» Exercise
The goal is a clean copy of all the data below, with pictures dropped and everything else retyped exactly.

» Provided data
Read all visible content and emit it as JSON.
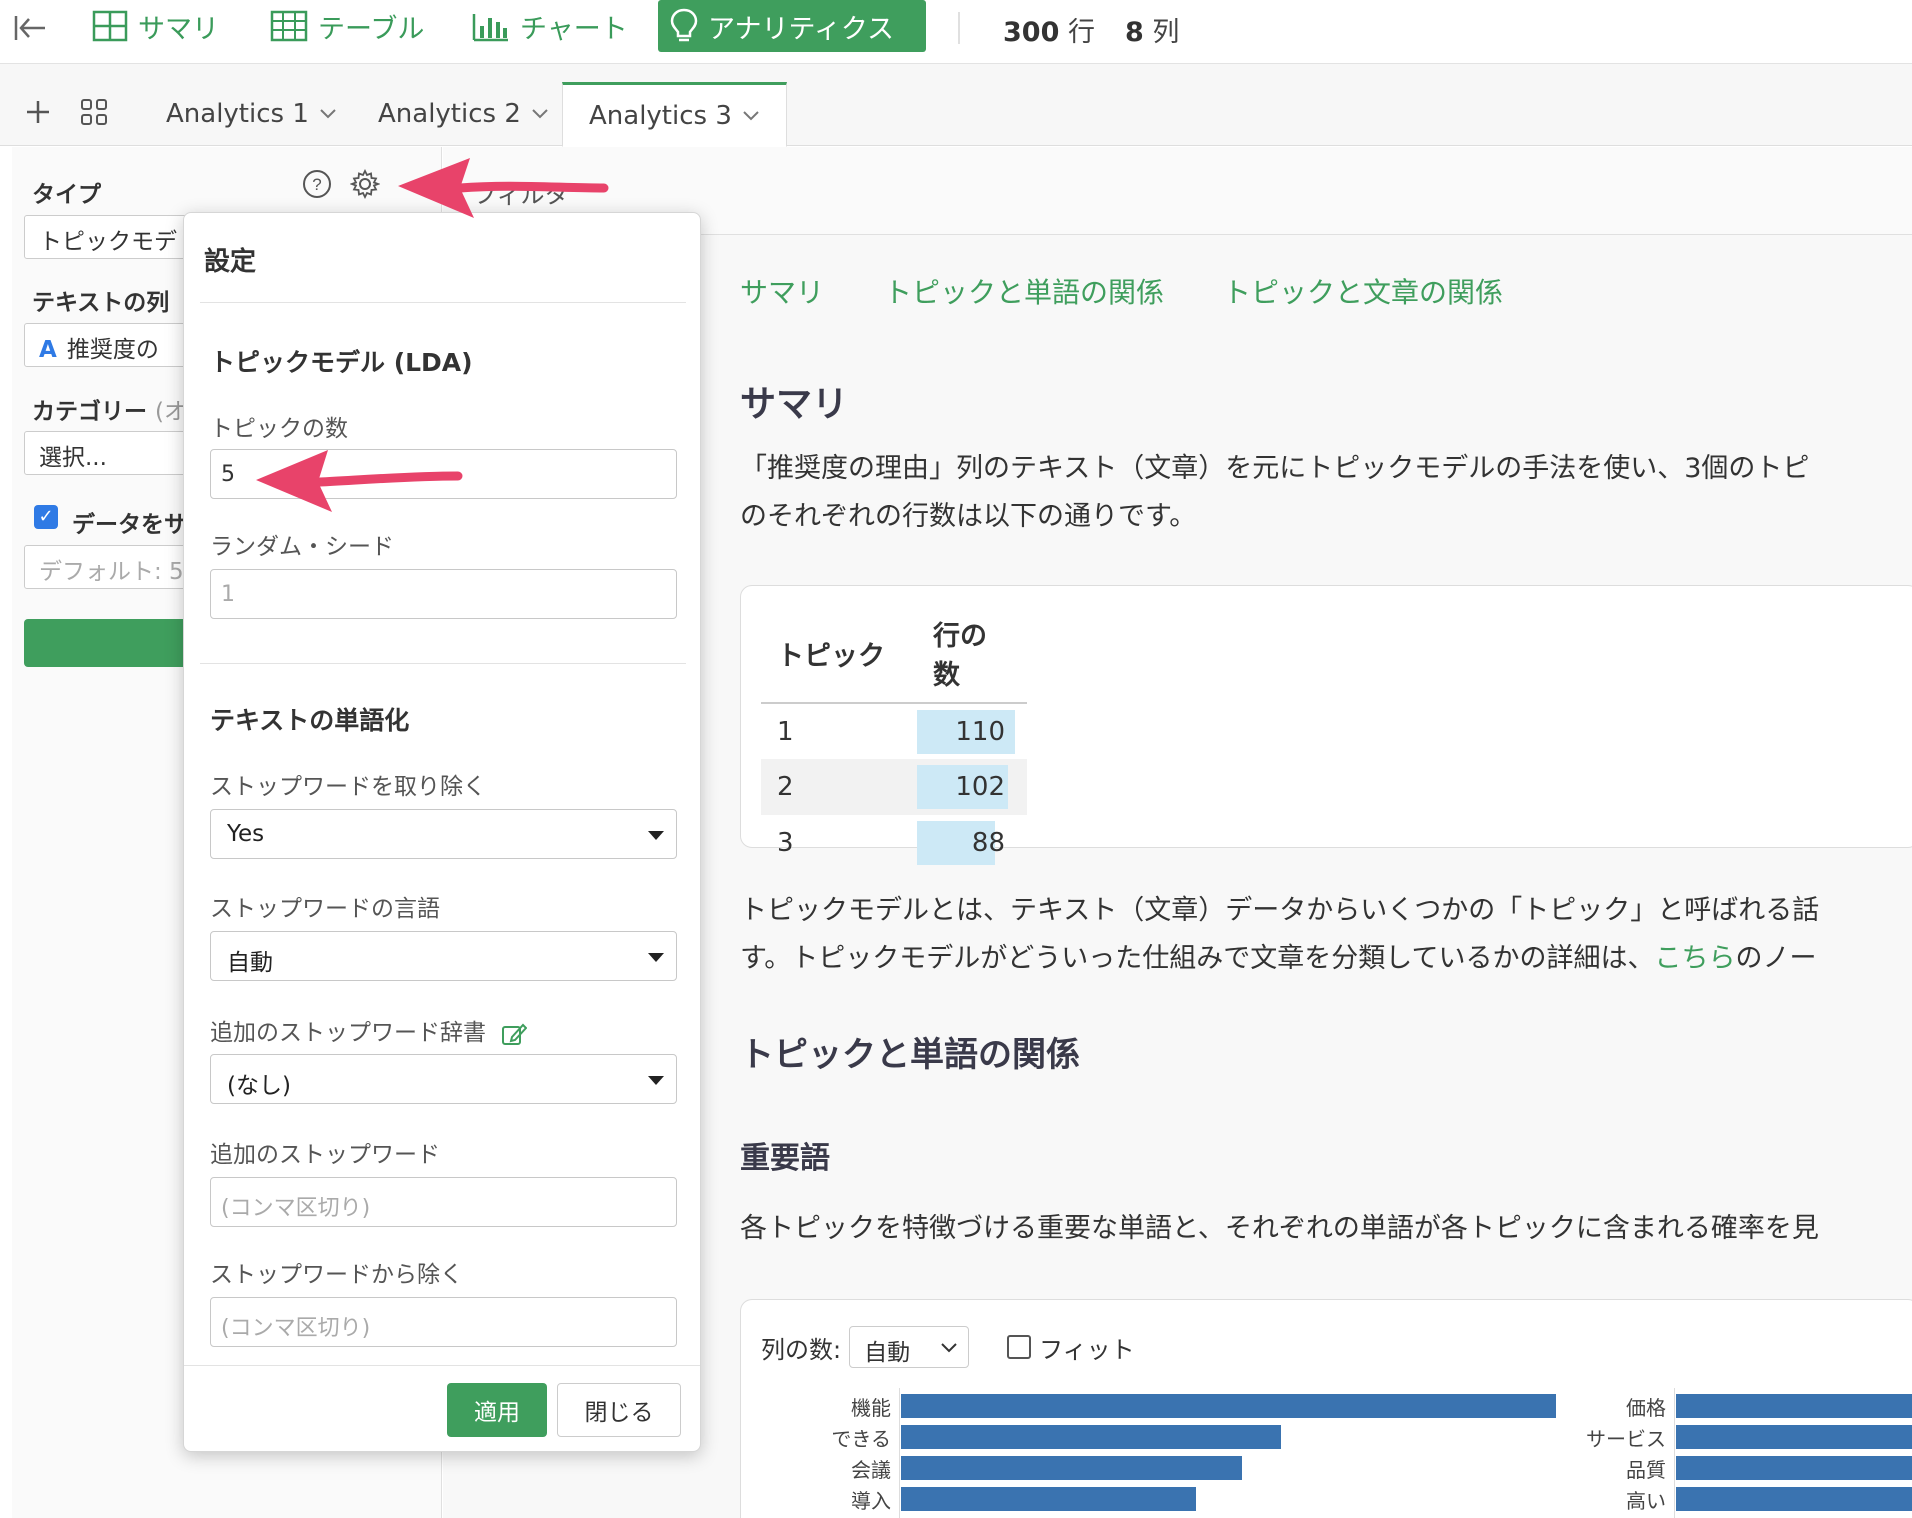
{
  "topbar": {
    "nav": [
      {
        "label": "サマリ",
        "icon": "grid-icon"
      },
      {
        "label": "テーブル",
        "icon": "table-icon"
      },
      {
        "label": "チャート",
        "icon": "bar-chart-icon"
      },
      {
        "label": "アナリティクス",
        "icon": "lightbulb-icon"
      }
    ],
    "rows_count": "300",
    "rows_unit": "行",
    "cols_count": "8",
    "cols_unit": "列"
  },
  "tabs": {
    "items": [
      {
        "label": "Analytics 1"
      },
      {
        "label": "Analytics 2"
      },
      {
        "label": "Analytics 3"
      }
    ],
    "active_index": 2
  },
  "left_panel": {
    "type_label": "タイプ",
    "type_value": "トピックモデ",
    "text_col_label": "テキストの列",
    "text_col_value": "推奨度の",
    "text_col_icon": "A",
    "category_label": "カテゴリー",
    "category_opt": "(オ",
    "category_value": "選択...",
    "sample_label": "データをサ",
    "sample_placeholder": "デフォルト: 5"
  },
  "main": {
    "filter_label": "フィルタ",
    "report_nav": [
      "サマリ",
      "トピックと単語の関係",
      "トピックと文章の関係"
    ],
    "summary_heading": "サマリ",
    "summary_para_1": "「推奨度の理由」列のテキスト（文章）を元にトピックモデルの手法を使い、3個のトピ",
    "summary_para_2": "のそれぞれの行数は以下の通りです。",
    "summary_table": {
      "headers": [
        "トピック",
        "行の数"
      ],
      "rows": [
        {
          "topic": "1",
          "count": "110",
          "value": 110
        },
        {
          "topic": "2",
          "count": "102",
          "value": 102
        },
        {
          "topic": "3",
          "count": "88",
          "value": 88
        }
      ]
    },
    "topic_para_1": "トピックモデルとは、テキスト（文章）データからいくつかの「トピック」と呼ばれる話",
    "topic_para_2a": "す。トピックモデルがどういった仕組みで文章を分類しているかの詳細は、",
    "topic_para_link": "こちら",
    "topic_para_2b": "のノー",
    "word_heading": "トピックと単語の関係",
    "important_heading": "重要語",
    "important_para": "各トピックを特徴づける重要な単語と、それぞれの単語が各トピックに含まれる確率を見",
    "chart_controls": {
      "cols_label": "列の数:",
      "cols_value": "自動",
      "fit_label": "フィット"
    }
  },
  "chart_data": [
    {
      "type": "bar",
      "orientation": "horizontal",
      "categories": [
        "機能",
        "できる",
        "会議",
        "導入"
      ],
      "values": [
        1.0,
        0.58,
        0.52,
        0.45
      ]
    },
    {
      "type": "bar",
      "orientation": "horizontal",
      "categories": [
        "価格",
        "サービス",
        "品質",
        "高い"
      ],
      "values": [
        null,
        null,
        null,
        null
      ]
    }
  ],
  "popup": {
    "title": "設定",
    "section_lda": "トピックモデル (LDA)",
    "num_topics_label": "トピックの数",
    "num_topics_value": "5",
    "seed_label": "ランダム・シード",
    "seed_placeholder": "1",
    "section_tokenize": "テキストの単語化",
    "remove_stopwords_label": "ストップワードを取り除く",
    "remove_stopwords_value": "Yes",
    "stopword_lang_label": "ストップワードの言語",
    "stopword_lang_value": "自動",
    "dict_label": "追加のストップワード辞書",
    "dict_value": "(なし)",
    "extra_stopwords_label": "追加のストップワード",
    "extra_stopwords_placeholder": "(コンマ区切り)",
    "exclude_label": "ストップワードから除く",
    "exclude_placeholder": "(コンマ区切り)",
    "apply_label": "適用",
    "close_label": "閉じる"
  },
  "colors": {
    "accent_green": "#3f9e5d",
    "annotation_arrow": "#e8436a",
    "bar_blue": "#3a73b0",
    "table_bar": "#cde9f6"
  }
}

» Reply to the exercise
Read all visible content and emit it as JSON.
{
  "topbar": {
    "nav": [
      {
        "label": "サマリ",
        "icon": "grid-icon"
      },
      {
        "label": "テーブル",
        "icon": "table-icon"
      },
      {
        "label": "チャート",
        "icon": "bar-chart-icon"
      },
      {
        "label": "アナリティクス",
        "icon": "lightbulb-icon"
      }
    ],
    "rows_count": "300",
    "rows_unit": "行",
    "cols_count": "8",
    "cols_unit": "列"
  },
  "tabs": {
    "items": [
      {
        "label": "Analytics 1"
      },
      {
        "label": "Analytics 2"
      },
      {
        "label": "Analytics 3"
      }
    ],
    "active_index": 2
  },
  "left_panel": {
    "type_label": "タイプ",
    "type_value": "トピックモデ",
    "text_col_label": "テキストの列",
    "text_col_value": "推奨度の",
    "text_col_icon": "A",
    "category_label": "カテゴリー",
    "category_opt": "(オ",
    "category_value": "選択...",
    "sample_label": "データをサ",
    "sample_placeholder": "デフォルト: 5"
  },
  "main": {
    "filter_label": "フィルタ",
    "report_nav": [
      "サマリ",
      "トピックと単語の関係",
      "トピックと文章の関係"
    ],
    "summary_heading": "サマリ",
    "summary_para_1": "「推奨度の理由」列のテキスト（文章）を元にトピックモデルの手法を使い、3個のトピ",
    "summary_para_2": "のそれぞれの行数は以下の通りです。",
    "summary_table": {
      "headers": [
        "トピック",
        "行の数"
      ],
      "rows": [
        {
          "topic": "1",
          "count": "110",
          "value": 110
        },
        {
          "topic": "2",
          "count": "102",
          "value": 102
        },
        {
          "topic": "3",
          "count": "88",
          "value": 88
        }
      ]
    },
    "topic_para_1": "トピックモデルとは、テキスト（文章）データからいくつかの「トピック」と呼ばれる話",
    "topic_para_2a": "す。トピックモデルがどういった仕組みで文章を分類しているかの詳細は、",
    "topic_para_link": "こちら",
    "topic_para_2b": "のノー",
    "word_heading": "トピックと単語の関係",
    "important_heading": "重要語",
    "important_para": "各トピックを特徴づける重要な単語と、それぞれの単語が各トピックに含まれる確率を見",
    "chart_controls": {
      "cols_label": "列の数:",
      "cols_value": "自動",
      "fit_label": "フィット"
    }
  },
  "chart_data": [
    {
      "type": "bar",
      "orientation": "horizontal",
      "categories": [
        "機能",
        "できる",
        "会議",
        "導入"
      ],
      "values": [
        1.0,
        0.58,
        0.52,
        0.45
      ]
    },
    {
      "type": "bar",
      "orientation": "horizontal",
      "categories": [
        "価格",
        "サービス",
        "品質",
        "高い"
      ],
      "values": [
        null,
        null,
        null,
        null
      ]
    }
  ],
  "popup": {
    "title": "設定",
    "section_lda": "トピックモデル (LDA)",
    "num_topics_label": "トピックの数",
    "num_topics_value": "5",
    "seed_label": "ランダム・シード",
    "seed_placeholder": "1",
    "section_tokenize": "テキストの単語化",
    "remove_stopwords_label": "ストップワードを取り除く",
    "remove_stopwords_value": "Yes",
    "stopword_lang_label": "ストップワードの言語",
    "stopword_lang_value": "自動",
    "dict_label": "追加のストップワード辞書",
    "dict_value": "(なし)",
    "extra_stopwords_label": "追加のストップワード",
    "extra_stopwords_placeholder": "(コンマ区切り)",
    "exclude_label": "ストップワードから除く",
    "exclude_placeholder": "(コンマ区切り)",
    "apply_label": "適用",
    "close_label": "閉じる"
  },
  "colors": {
    "accent_green": "#3f9e5d",
    "annotation_arrow": "#e8436a",
    "bar_blue": "#3a73b0",
    "table_bar": "#cde9f6"
  }
}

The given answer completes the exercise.